/ nicat-announces-changes-in-public-whois-system-for-at-domains

Mar 15

/ Press-Reports - 15.03.2018 08:40
nic.at announces changes in public WHOIS system for .at domains

The nic.at WHOIS database, the public register of all registered .at domains, currently contains details on the holders of and contact persons for .at domains, regardless of whether they are companies or private individuals. Under the EU General Data Protection Regulation (GDPR), nic.at will only publish legal persons’ data from mid-May 2018. Natural persons can still have their data published if they wish.

For decades, it has been standard practice in domain administration to display domain holders’ data in a public database called WHOIS. The domain holder is informed of this when registering the domain. nic.at’s terms and conditions (T&C) form the legal basis for publication. This practice will change when the GDPR comes into effect, explains the head of nic.at’s legal department Barbara Schlossbauer: “The GDPR defines special protection requirements for natural persons, so we will not publish their data any longer, although we still need to receive their details during the domain registration process.” The regulation is comes into force in mid-May 2018 and this will also lead to amendments in nic.at’s T&C and the registration guidelines for .at domains.

New WHOIS format effective from mid-May

In future the data shown for domains owned by natural persons will only include the domain name, the registrar responsible and necessary technical information. If a company or organisation owns the domain, the holder’s name and address will still be published, although contact data like e-mail address, telephone and fax number can be hidden upon request. The registrar submits information on whether a domain is held by a natural or legal person when registering the domain. If a private individual requests that their data be displayed, the registrar can also arrange this. “There will certainly be a lot of cases where people will definitely want to show that a real, trustworthy person is responsible for a particular website,” explains Schlossbauer.

Information on private domain holders only for legally justified reasons

Until now, domain holders’ data have been publicly accessible at www.nic.at. From mid-May, this will no longer be possible. “In future, natural persons’ domain data will only be accessible to people who identify themselves and have a legitimate legal reason for finding out who the domain holder is,” Schlossbauer points out. This includes law enforcement agencies, lawyers or people who contact nic.at following domain disputes and can prove that their rights have been infringed.

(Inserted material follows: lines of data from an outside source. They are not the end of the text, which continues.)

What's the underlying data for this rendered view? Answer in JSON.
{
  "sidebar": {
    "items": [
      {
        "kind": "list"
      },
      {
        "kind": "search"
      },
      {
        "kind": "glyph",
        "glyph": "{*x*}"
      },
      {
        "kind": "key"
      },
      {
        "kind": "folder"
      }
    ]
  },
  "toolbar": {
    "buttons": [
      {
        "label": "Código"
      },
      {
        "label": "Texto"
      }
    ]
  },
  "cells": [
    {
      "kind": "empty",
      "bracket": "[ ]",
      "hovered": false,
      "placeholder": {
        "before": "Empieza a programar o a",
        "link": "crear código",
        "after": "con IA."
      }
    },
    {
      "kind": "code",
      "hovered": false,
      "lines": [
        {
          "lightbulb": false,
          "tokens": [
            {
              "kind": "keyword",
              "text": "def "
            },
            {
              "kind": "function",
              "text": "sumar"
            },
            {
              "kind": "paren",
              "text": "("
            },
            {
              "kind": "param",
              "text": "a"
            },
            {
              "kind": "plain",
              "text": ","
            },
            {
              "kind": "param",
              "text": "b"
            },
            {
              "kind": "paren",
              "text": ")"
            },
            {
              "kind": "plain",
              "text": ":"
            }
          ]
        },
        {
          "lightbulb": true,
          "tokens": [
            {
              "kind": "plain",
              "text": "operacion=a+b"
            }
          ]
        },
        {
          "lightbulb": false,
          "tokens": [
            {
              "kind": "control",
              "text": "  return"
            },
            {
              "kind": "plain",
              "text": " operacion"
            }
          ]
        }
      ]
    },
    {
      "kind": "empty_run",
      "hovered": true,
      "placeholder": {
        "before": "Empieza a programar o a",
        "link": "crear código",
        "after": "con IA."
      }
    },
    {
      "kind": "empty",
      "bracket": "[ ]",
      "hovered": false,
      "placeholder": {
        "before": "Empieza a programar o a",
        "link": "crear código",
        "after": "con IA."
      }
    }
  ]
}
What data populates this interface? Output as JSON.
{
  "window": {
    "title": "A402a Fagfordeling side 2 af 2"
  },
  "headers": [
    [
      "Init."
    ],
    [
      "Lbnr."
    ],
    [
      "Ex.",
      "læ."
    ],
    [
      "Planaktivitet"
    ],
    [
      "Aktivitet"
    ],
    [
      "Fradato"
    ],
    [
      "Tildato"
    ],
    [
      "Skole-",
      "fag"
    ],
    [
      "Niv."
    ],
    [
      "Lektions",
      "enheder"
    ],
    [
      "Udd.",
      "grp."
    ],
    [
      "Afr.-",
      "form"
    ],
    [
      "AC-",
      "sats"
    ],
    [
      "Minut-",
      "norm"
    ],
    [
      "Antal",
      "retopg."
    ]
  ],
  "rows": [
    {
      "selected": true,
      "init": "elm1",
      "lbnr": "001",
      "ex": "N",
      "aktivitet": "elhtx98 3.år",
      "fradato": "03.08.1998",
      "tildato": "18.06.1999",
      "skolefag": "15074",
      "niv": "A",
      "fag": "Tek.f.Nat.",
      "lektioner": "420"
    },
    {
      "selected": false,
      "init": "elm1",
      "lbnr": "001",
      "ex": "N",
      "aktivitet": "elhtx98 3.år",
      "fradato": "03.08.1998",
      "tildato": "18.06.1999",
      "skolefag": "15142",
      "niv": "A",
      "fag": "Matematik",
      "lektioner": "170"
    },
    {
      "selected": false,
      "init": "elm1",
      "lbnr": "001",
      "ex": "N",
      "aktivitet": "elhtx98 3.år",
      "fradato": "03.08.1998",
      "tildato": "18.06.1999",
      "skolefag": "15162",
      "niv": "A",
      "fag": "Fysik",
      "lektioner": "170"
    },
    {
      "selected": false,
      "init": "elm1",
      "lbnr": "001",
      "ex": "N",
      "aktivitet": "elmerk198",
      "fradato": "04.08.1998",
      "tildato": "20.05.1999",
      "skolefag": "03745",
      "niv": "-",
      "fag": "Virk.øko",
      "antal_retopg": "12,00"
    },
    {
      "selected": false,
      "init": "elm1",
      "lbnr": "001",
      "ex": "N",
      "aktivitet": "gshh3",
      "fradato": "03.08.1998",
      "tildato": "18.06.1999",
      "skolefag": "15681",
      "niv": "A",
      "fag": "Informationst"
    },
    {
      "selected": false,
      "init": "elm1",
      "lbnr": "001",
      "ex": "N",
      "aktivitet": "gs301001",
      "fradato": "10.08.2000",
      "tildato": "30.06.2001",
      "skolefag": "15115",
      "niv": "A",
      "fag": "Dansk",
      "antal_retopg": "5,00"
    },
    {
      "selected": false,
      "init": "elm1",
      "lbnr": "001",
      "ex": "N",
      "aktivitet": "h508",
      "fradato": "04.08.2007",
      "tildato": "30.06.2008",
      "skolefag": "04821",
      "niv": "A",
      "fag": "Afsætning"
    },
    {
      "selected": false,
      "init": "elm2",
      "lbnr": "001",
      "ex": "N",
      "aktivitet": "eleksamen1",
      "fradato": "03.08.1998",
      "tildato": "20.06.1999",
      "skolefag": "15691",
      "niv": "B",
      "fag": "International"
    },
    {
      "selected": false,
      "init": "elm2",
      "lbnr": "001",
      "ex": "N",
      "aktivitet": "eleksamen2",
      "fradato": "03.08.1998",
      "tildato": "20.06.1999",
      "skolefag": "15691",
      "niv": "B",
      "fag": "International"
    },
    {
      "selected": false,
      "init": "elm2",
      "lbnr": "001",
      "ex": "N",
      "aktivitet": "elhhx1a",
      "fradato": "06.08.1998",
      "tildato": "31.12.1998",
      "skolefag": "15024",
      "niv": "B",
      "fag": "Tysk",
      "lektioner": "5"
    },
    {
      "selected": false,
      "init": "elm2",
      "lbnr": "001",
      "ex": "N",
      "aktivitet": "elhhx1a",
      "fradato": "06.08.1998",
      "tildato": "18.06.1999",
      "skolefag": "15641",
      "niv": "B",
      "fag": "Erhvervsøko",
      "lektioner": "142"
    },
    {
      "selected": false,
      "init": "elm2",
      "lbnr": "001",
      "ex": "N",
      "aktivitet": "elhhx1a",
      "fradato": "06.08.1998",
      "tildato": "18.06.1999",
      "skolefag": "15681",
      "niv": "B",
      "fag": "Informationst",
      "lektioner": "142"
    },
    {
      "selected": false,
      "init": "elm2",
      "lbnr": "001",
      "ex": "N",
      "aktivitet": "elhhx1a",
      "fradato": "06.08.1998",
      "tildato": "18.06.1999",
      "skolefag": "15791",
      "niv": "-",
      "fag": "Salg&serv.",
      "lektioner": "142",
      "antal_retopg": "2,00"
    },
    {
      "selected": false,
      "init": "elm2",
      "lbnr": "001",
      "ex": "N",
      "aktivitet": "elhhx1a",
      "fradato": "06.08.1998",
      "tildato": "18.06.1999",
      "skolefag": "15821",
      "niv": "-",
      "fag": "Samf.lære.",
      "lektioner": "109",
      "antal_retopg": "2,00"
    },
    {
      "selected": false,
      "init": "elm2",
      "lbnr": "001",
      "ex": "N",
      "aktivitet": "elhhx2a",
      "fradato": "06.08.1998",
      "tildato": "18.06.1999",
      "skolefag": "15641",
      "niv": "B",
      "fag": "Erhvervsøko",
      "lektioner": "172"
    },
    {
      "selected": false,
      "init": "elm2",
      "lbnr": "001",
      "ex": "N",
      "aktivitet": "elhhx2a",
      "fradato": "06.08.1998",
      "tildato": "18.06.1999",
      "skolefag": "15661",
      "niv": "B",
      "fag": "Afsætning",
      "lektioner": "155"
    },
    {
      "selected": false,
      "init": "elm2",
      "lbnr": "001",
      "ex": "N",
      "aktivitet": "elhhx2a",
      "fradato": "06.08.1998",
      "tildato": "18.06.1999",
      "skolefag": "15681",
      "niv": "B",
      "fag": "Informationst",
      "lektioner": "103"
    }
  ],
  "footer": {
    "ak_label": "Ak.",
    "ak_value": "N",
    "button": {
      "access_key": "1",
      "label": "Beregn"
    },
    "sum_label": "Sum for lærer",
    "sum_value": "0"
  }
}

No changes in domain availability check

The adaptations in the WHOIS policy will not affect the public domain availability check, explains Schlossbauer: “When it comes to obtaining accurate information on whether a .at, .co.at or .or.at domain is still available, nic.at will remain the first point of contact for reliable availability checks.”